Saudi-Emirati Coalition Uses Force, Torture, Arbitrary Detention in Yemen: Brookings
The US Brookings Institution confirmed that the Saudi-Emirati coalition will not give up its projects and plans in Yemen.
The institute published an article by former researcher and consultant Bruce Riedel, in which he stated that it is unlikely that Riyadh and Abu Dhabi would give up their gains without significant international pressures, especially after the former took control of Mahra, which is far from conflict, and the latter seized the strategic Yemeni islands.
Riedel clarified that the Saudis gradually took control of al-Mahrah. They occupied the capital and the port and took control of the border posts with Oman.
Human Rights Watch has reported the Saudis and local allied tribes have used force, torture, and arbitrary detention to squelch any opposition to their occupation. Taking al-Mahrah gives Saudi Arabia direct access to the Indian Ocean. Riyadh plans to build an oil pipeline from its Eastern Province through al-Mahrah to the sea, according to some reports.
Abu Dhabi, on the other hand, is focused on Yemen’s strategic islands. The UAE has downsized its role in the war in the last year. The Emiratis have quietly chosen to get out of the Yemeni quagmire as much as possible and have substantially reduced their presence in Aden. They still have some small pockets of troops in Mokha, Shabwa, and a couple of other locations.
But they are very active in several key islands. Most recently, satellite imagery has shown that the UAE is building a sizable air base on the island of Mayun which is located in the Bab el-Mandeb Strait that links the Red Sea to the Gulf of Aden. Five square miles in size, the island is key to the control of the Bab el-Mandeb or “Gate of Tears.”
Saudi Arabia and the United Arab Emirates (UAE) are quietly consolidating their foothold in Yemen by setting up bases in strategic locations in the war-torn country, US research group the Brookings Institute says.
The territorial acquisition comes as the peace process has stalled between the Saudi-led coalition states and the popular Anssarallah movement, which is backed by the Yemeni armed forces defending the impoverished country against Saudi onslaught.
According to Brookings, the Saudis have focused their attention on the eastern province of al-Mahrah, Yemen’s second largest, with 300,000 residents.
Riyadh, which currently has 20 bases and outposts in al-Mahrah, took control of the province in 2017 after occupying its capital and port as well as the border posts with Oman.
Human Rights Watch has reported that Saudi troops and local allied tribes have used force, torture, and arbitrary detention to squelch any opposition to their occupation.
Taking al-Mahrah would give Saudi Arabia direct access to the Indian Ocean as Riyadh reportedly has plans to construct an oil pipeline from its Eastern Province through al-Mahrah to the sea, easing its dependence on the Straits of Hormuz for exporting oil, Brookings said.

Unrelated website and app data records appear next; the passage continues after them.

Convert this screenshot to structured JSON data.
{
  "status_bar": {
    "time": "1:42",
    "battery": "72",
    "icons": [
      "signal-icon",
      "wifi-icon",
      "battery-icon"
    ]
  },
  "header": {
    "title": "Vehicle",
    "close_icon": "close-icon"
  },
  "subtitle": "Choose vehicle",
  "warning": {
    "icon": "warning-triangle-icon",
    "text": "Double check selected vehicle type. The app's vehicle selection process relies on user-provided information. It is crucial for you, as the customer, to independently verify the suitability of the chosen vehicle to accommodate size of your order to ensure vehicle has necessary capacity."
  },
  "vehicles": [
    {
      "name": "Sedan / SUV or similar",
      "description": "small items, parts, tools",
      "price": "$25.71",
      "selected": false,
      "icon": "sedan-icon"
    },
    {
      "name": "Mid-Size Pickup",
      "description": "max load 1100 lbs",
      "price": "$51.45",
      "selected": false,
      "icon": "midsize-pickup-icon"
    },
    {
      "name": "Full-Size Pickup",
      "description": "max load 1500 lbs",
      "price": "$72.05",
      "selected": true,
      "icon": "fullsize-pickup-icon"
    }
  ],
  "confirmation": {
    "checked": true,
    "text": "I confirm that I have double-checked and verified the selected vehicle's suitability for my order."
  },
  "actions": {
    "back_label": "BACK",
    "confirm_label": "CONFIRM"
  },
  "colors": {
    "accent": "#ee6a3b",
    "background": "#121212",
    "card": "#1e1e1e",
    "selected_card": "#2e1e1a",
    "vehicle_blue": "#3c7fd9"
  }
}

The Omanis are closely monitoring the Saudis’ role in al-Mahrah. Al-Mahrah was the base for communist South Yemen to support the Dhofar rebellion in the 1970s, which was defeated.
Oman is the only Persian Gulf monarchy which did not join the Saudi war coalition and has remained neutral in Yemen, often hosting foreign talks with the Yemeni resistance forces in Muscat.
Sultan Qaboos decided in 2016 that the Saudi decision to intervene in Yemen was reckless and misguided.
“His successor is rightly concerned about the future of Yemen, especially the southeastern provinces of al-Mahrah and Hadramawt,” Brookings said.
Abu Dhabi, on the other hand, is focused on Yemen’s strategic islands.
The UAE, which has reduced its military presence in Yemen and quietly chosen to get out of the Yemeni quagmire as much as possible, is very active in several key Yemeni islands.
Source: Press TV